  • Dukeisduke In an ideal world, cars would be inspected in the way the MoT in the UK does it, or the TÜV in Germany. But realistically, a lot of people can't afford to keep their cars to such a high standard since they need them for work, and widespread public transit isn't a thing here.I would like the inspections to stick around (I've lived in Texas all my life, and annual inspections have always been a thing), but there's so much cheating going on (and more and more people don't bother to get their cars inspected or registration renewed), so without rigorous enforcement (which is basically a cop noticing your windshield sticker is out of date, or pulling you over for an equipment violation), there's no real point anymore.

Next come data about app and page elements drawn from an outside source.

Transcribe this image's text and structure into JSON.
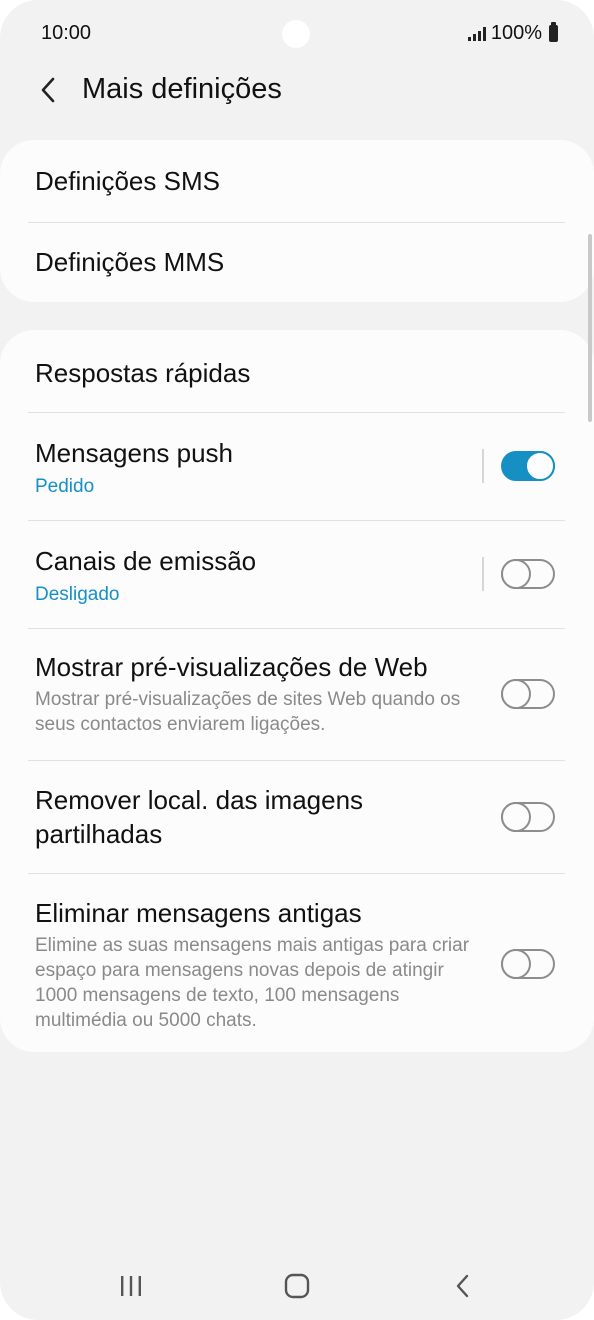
{
  "status_bar": {
    "time": "10:00",
    "battery_text": "100%"
  },
  "header": {
    "title": "Mais definições",
    "back_icon": "chevron-left-icon"
  },
  "cards": [
    {
      "items": [
        {
          "title": "Definições SMS"
        },
        {
          "title": "Definições MMS"
        }
      ]
    },
    {
      "items": [
        {
          "title": "Respostas rápidas"
        },
        {
          "title": "Mensagens push",
          "subtitle": "Pedido",
          "toggle": true
        },
        {
          "title": "Canais de emissão",
          "subtitle": "Desligado",
          "toggle": false
        },
        {
          "title": "Mostrar pré-visualizações de Web",
          "description": "Mostrar pré-visualizações de sites Web quando os seus contactos enviarem ligações.",
          "toggle": false
        },
        {
          "title": "Remover local. das imagens partilhadas",
          "toggle": false
        },
        {
          "title": "Eliminar mensagens antigas",
          "description": "Elimine as suas mensagens mais antigas para criar espaço para mensagens novas depois de atingir 1000 mensagens de texto, 100 mensagens multimédia ou 5000 chats.",
          "toggle": false
        }
      ]
    }
  ],
  "nav_bar": {
    "recents_icon": "recent-apps-icon",
    "home_icon": "home-icon",
    "back_icon": "back-icon"
  },
  "colors": {
    "accent": "#1690c4",
    "background": "#f2f2f2",
    "card": "#fcfcfc"
  }
}
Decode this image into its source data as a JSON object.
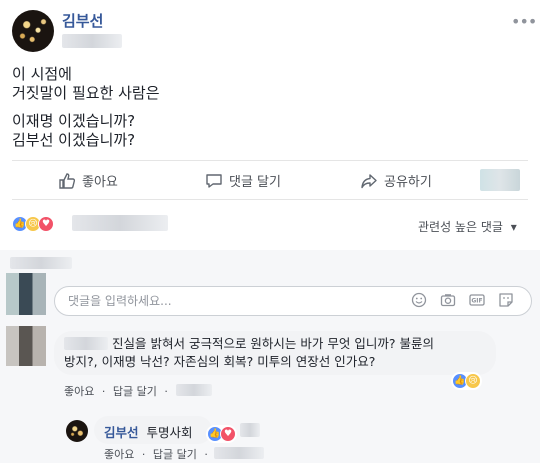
{
  "post": {
    "author": "김부선",
    "more_icon": "•••",
    "lines": [
      "이 시점에",
      "거짓말이 필요한 사람은",
      "이재명 이겠습니까?",
      "김부선 이겠습니까?"
    ]
  },
  "actions": {
    "like": "좋아요",
    "comment": "댓글 달기",
    "share": "공유하기"
  },
  "reactions": {
    "icons": [
      "like-icon",
      "sad-icon",
      "love-icon"
    ],
    "like_glyph": "👍",
    "sad_glyph": "😢",
    "love_glyph": "♥"
  },
  "sort": {
    "label": "관련성 높은 댓글",
    "caret": "▾"
  },
  "comment_input": {
    "placeholder": "댓글을 입력하세요..."
  },
  "comment": {
    "text_line1": "진실을 밝혀서 궁극적으로 원하시는 바가 무엇 입니까? 불륜의",
    "text_line2": "방지?, 이재명 낙선? 자존심의 회복? 미투의 연장선 인가요?",
    "like": "좋아요",
    "reply": "답글 달기"
  },
  "reply": {
    "author": "김부선",
    "text": "투명사회",
    "like": "좋아요",
    "reply": "답글 달기"
  },
  "colors": {
    "link": "#365899",
    "like_blue": "#5890ff",
    "love_red": "#f25268",
    "sad_yellow": "#f7c74a"
  }
}
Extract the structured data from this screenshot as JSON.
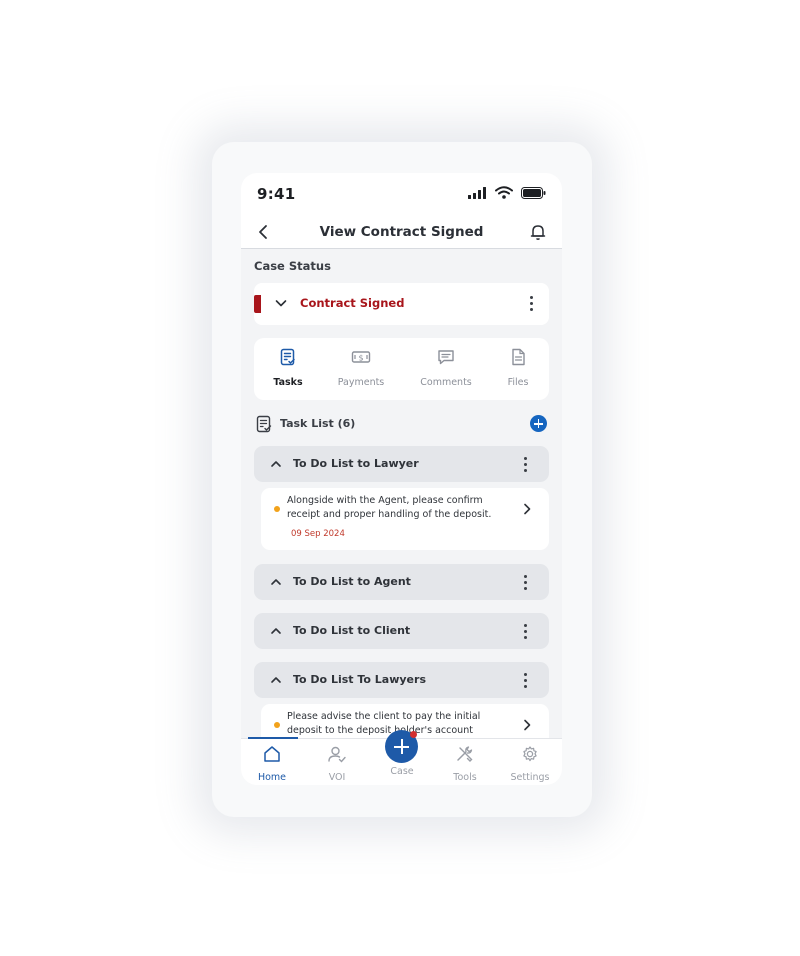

  • Zipper69 Arriving in Florida from Europe and finding ZERO inspection procedures I envisioned roads crawling with wrecks held together with baling wire, duct tape and prayer.Such proved NOT to be the case, plenty of 20-30 year old cars and trucks around but clearly "unsafe at any speed" vehicles are few and far between.Could this be because the median age here is 95, so a lot of low mileage vehicles keep entering the market as the owners expire?
  • Zipper69 At the heart of GM’s resistance to improving the safety of its fuel systems was a cost benefit analysis done by Edward Ivey which concluded that it was not cost effective for GM to spend more than $2.20 per vehicle to prevent a fire death. When deposed about his cost benefit analysis, Mr. Ivey was asked whether he could identify a more hazardous location for the fuel tank on a GM pickup than outside the frame. Mr. Ivey responded, “Well yes…You could put in on the front bumper.”
  • 28-Cars-Later I'll offer this, offer a registration for limited use and exempt it from all inspection. The Commonwealth of GFY for the most part is Dante's Inferno for the auto enthusiast however they oddly will allow an antique registration with limited use and complete exemption from their administrative stupidity but it must be 25 years old (which ironically are the cars which probably should be inspected). Given the dystopia being built around us, it should be fairly simply to set a mileage limitation and enforce a mileage check then bin the rest of it if one agrees to the terms of the registration. For the most part odometer data started being stored in the ECU after OBDII, so it should be plug and play to do such a thing - this is literally what they are doing now for their emissions chicanery.
  • Probert For around $15 you can have a professional check important safety areas - seems like a bargain. It pointed to a rear brake problem on my motorcycle. It has probably saved a lot of lives. But, like going to a dentist, no-one could say it is something they look forward to. (Well maybe a few - it takes all kinds...)